“Their churches are to be respected. They are neither to be prevented from repairing them nor the sacredness of their covenants. No one of the nation (of Muslims) is to disobey the covenant till the Last Day (end of the world).”
The English translation has been taken from the book Muslim History: 570 - 1950CE written by Akram Zahoor.
The “phobia” of Islam in the West unfortunately helps to mask the crimes perpetrated by a so-called “civilisation under threat”. The semantics of this struggle and the terminology used to describe these fears serve to raise the level of reaction to that of a “brutal war against terror” where the foe is debased to the sub-human level, not to be covered even by the Geneva Convention.
Writers like the late Oriana Fallaci became fierce, even apocalyptic, critics of Islam. Ms Fallaci feared that the unassimilated and inassimilable Muslim immigrants in the West whom she called “invaders” were turning Europe into “a colony of Islam” or “Eurabia”. In her book The Force of Reason published in 2004 she elaborated in great detail and attempted to cloak all such prejudices with a now familiar pseudo-rationality. For a people or a religion to be banished or ostracised, vilification is necessary. Sections of the media and writers throughout the Christian world are doing so with dangerous abandon, almost oblivious to the damage they are doing to the ideals of the very civilisation they themselves have nurtured over the past centuries. It now seems that the Church too is not impervious to these prejudices.
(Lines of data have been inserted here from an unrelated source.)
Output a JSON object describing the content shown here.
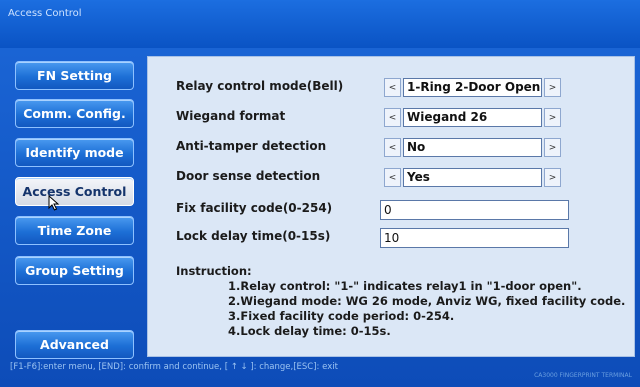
{
  "window": {
    "title": "Access Control"
  },
  "sidebar": {
    "items": [
      {
        "label": "FN Setting",
        "active": false
      },
      {
        "label": "Comm. Config.",
        "active": false
      },
      {
        "label": "Identify mode",
        "active": false
      },
      {
        "label": "Access Control",
        "active": true
      },
      {
        "label": "Time Zone",
        "active": false
      },
      {
        "label": "Group Setting",
        "active": false
      },
      {
        "label": "Advanced",
        "active": false
      }
    ]
  },
  "settings": {
    "relay_mode": {
      "label": "Relay control mode(Bell)",
      "value": "1-Ring 2-Door Open"
    },
    "wiegand": {
      "label": "Wiegand format",
      "value": "Wiegand 26"
    },
    "anti_tamper": {
      "label": "Anti-tamper detection",
      "value": "No"
    },
    "door_sense": {
      "label": "Door sense detection",
      "value": "Yes"
    },
    "facility_code": {
      "label": "Fix facility code(0-254)",
      "value": "0"
    },
    "lock_delay": {
      "label": "Lock delay time(0-15s)",
      "value": "10"
    },
    "arrow_prev": "<",
    "arrow_next": ">"
  },
  "instruction": {
    "heading": "Instruction:",
    "lines": [
      "1.Relay control: \"1-\" indicates relay1 in \"1-door open\".",
      "2.Wiegand mode: WG 26 mode, Anviz WG, fixed facility code.",
      "3.Fixed facility code period: 0-254.",
      "4.Lock delay time: 0-15s."
    ]
  },
  "status_bar": {
    "text": "[F1-F6]:enter menu, [END]: confirm and continue, [ ↑ ↓ ]: change,[ESC]: exit"
  },
  "brand": {
    "text": "CA3000 FINGERPRINT TERMINAL"
  },
  "colors": {
    "background": "#0a4fb0",
    "panel": "#dbe7f6",
    "button": "#1d6fd6",
    "active_button": "#e6eaf0"
  },
  "icons": {
    "cursor": "mouse-pointer-icon"
  }
}
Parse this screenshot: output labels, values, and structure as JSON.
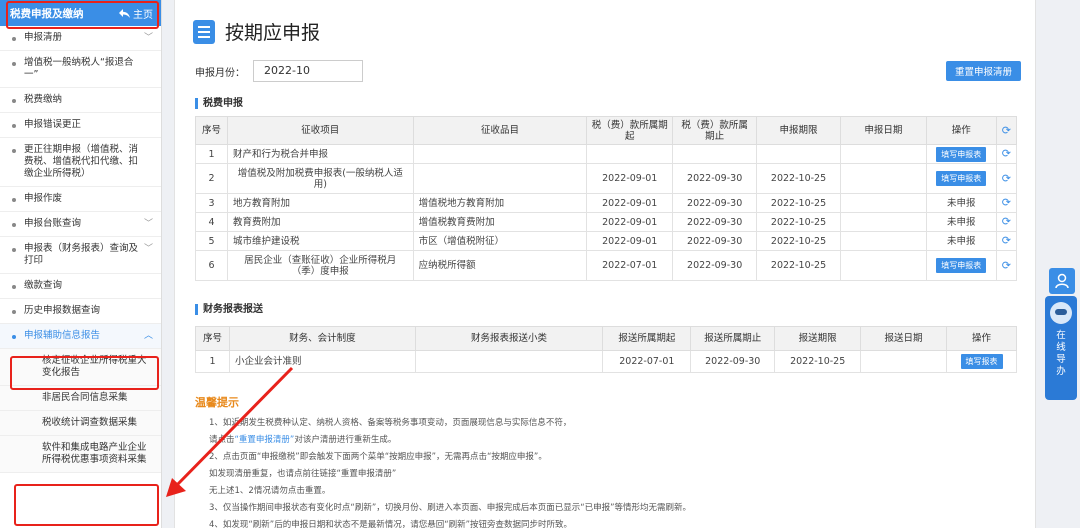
{
  "sidebar": {
    "header_title": "税费申报及缴纳",
    "home_label": "主页",
    "items": [
      {
        "label": "申报清册",
        "chev": true
      },
      {
        "label": "增值税一般纳税人“报退合一”",
        "chev": false
      },
      {
        "label": "税费缴纳",
        "chev": false
      },
      {
        "label": "申报错误更正",
        "chev": false
      },
      {
        "label": "更正往期申报（增值税、消费税、增值税代扣代缴、扣缴企业所得税）",
        "chev": false
      },
      {
        "label": "申报作废",
        "chev": false
      },
      {
        "label": "申报台账查询",
        "chev": true
      },
      {
        "label": "申报表（财务报表）查询及打印",
        "chev": true
      },
      {
        "label": "缴款查询",
        "chev": false
      },
      {
        "label": "历史申报数据查询",
        "chev": false
      },
      {
        "label": "申报辅助信息报告",
        "chev": true
      }
    ],
    "sub_items": [
      "核定征收企业所得税重大变化报告",
      "非居民合同信息采集",
      "税收统计调查数据采集",
      "软件和集成电路产业企业所得税优惠事项资料采集"
    ]
  },
  "main": {
    "title": "按期应申报",
    "month_label": "申报月份：",
    "month_value": "2022-10",
    "reset_button": "重置申报清册",
    "tax_section_title": "税费申报",
    "tax_headers": [
      "序号",
      "征收项目",
      "征收品目",
      "税（费）款所属期起",
      "税（费）款所属期止",
      "申报期限",
      "申报日期",
      "操作"
    ],
    "tax_rows": [
      {
        "no": "1",
        "item": "财产和行为税合并申报",
        "sub": "",
        "start": "",
        "end": "",
        "deadline": "",
        "date": "",
        "op": "填写申报表",
        "op_btn": true
      },
      {
        "no": "2",
        "item": "增值税及附加税费申报表(一般纳税人适用)",
        "sub": "",
        "start": "2022-09-01",
        "end": "2022-09-30",
        "deadline": "2022-10-25",
        "date": "",
        "op": "填写申报表",
        "op_btn": true
      },
      {
        "no": "3",
        "item": "地方教育附加",
        "sub": "增值税地方教育附加",
        "start": "2022-09-01",
        "end": "2022-09-30",
        "deadline": "2022-10-25",
        "date": "",
        "op": "未申报",
        "op_btn": false
      },
      {
        "no": "4",
        "item": "教育费附加",
        "sub": "增值税教育费附加",
        "start": "2022-09-01",
        "end": "2022-09-30",
        "deadline": "2022-10-25",
        "date": "",
        "op": "未申报",
        "op_btn": false
      },
      {
        "no": "5",
        "item": "城市维护建设税",
        "sub": "市区（增值税附征）",
        "start": "2022-09-01",
        "end": "2022-09-30",
        "deadline": "2022-10-25",
        "date": "",
        "op": "未申报",
        "op_btn": false
      },
      {
        "no": "6",
        "item": "居民企业（查账征收）企业所得税月（季）度申报",
        "sub": "应纳税所得额",
        "start": "2022-07-01",
        "end": "2022-09-30",
        "deadline": "2022-10-25",
        "date": "",
        "op": "填写申报表",
        "op_btn": true
      }
    ],
    "fin_section_title": "财务报表报送",
    "fin_headers": [
      "序号",
      "财务、会计制度",
      "财务报表报送小类",
      "报送所属期起",
      "报送所属期止",
      "报送期限",
      "报送日期",
      "操作"
    ],
    "fin_rows": [
      {
        "no": "1",
        "system": "小企业会计准则",
        "sub": "",
        "start": "2022-07-01",
        "end": "2022-09-30",
        "deadline": "2022-10-25",
        "date": "",
        "op": "填写报表"
      }
    ],
    "tips_title": "温馨提示",
    "tips": {
      "l1": "1、如近期发生税费种认定、纳税人资格、备案等税务事项变动，页面展现信息与实际信息不符，",
      "l2a": "请点击",
      "l2link": "“重置申报清册”",
      "l2b": "对该户清册进行重新生成。",
      "l3": "2、点击页面“申报缴税”即会触发下面两个菜单“按期应申报”，无需再点击“按期应申报”。",
      "l4": "如发现清册重复，也请点前往链接“重置申报清册”",
      "l5": "无上述1、2情况请勿点击重置。",
      "l6": "3、仅当操作期间申报状态有变化时点“刷新”，切换月份、刷进入本页面、申报完成后本页面已显示“已申报”等情形均无需刷新。",
      "l7": "4、如发现“刷新”后的申报日期和状态不是最新情况，请您悬回“刷新”按钮旁查数据同步时所致。"
    }
  },
  "float_widget": {
    "label": "在线导办"
  },
  "colors": {
    "accent": "#3a8ee6",
    "highlight": "#e8221b",
    "warning": "#e8891b"
  }
}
Interestingly, when Ms Fallaci was asked by Tunku Varadarajan, the editor of The Wall Street Journal, whether there was any contemporary leader she admired, she replied there were two. She said that Pope Benedict XVI was a man in whom she reposed some trust. “I am an atheist, and if an atheist and a pope think the same things (in her assessment of a Muslim invasion which needed to be resisted) there must be something true”.
This was long before the pope made his speech on “Faith and Reason” (a title similar to Ms Fallaci’s book). The other person she said she admired was George Bush who had the “vigour” to do something. After her death Bush introduced the term “Islamofascism” which Ms Fallaci uses frequently in her own book. But it was “Ratzinger”, as she insisted on calling the pope, who she said was her “ultimate soulmate”.
Strange indeed. Too many coincidences in this nexus to call the pope’s speech purely an innocent attempt for dialogue and as Tariq Ali very aptly says in Counterpunch “the Bavarian is a razor-sharp reactionary cleric. I think he knew what he was saying and why. In a neo-liberal world suffering from environmental degradation, poverty, hunger, repression, and in a planet of slums, the pope chooses to insult the founder of a rival faith”. By disparaging Islam as evil and inhuman before 250,000 onlookers and the world press, and then talk about a genuine dialogue between cultures is naive indeed.
The Monastery of St Catherine in Sinai, which also contains a mosque within its walls, seems to have the key to bringing Islam and Christianity together. The Covenant of Mohammad for followers of the Christian faith could be the healer so desperately needed. I wish Pope Benedict XVI had looked at history, particularly that recorded by the Church itself, through a fair light before he made his speech casting aspersions on the rationality and the spread of Islam. The revolutionary aspect of this document is that it is 1,500 years old, when there were no laws, no democracy, and no human rights. It is an excellent charter for the protection of Christians and minorities living under Islamic rule and would help the world understand this religion of peace.
The original article was published in Dawn on October 24, 2006
Also find this article with more illustrations titled as "Muhammad's Christian Covenant and Benedict’s Indictment" | at Answerbag here
This article is also published on the popular award-winning Pakistani blog - Teeth Maestro "Muhammad's Christian Covenant and Benedicts Indictment" here
Posted by CN at 3:06 PM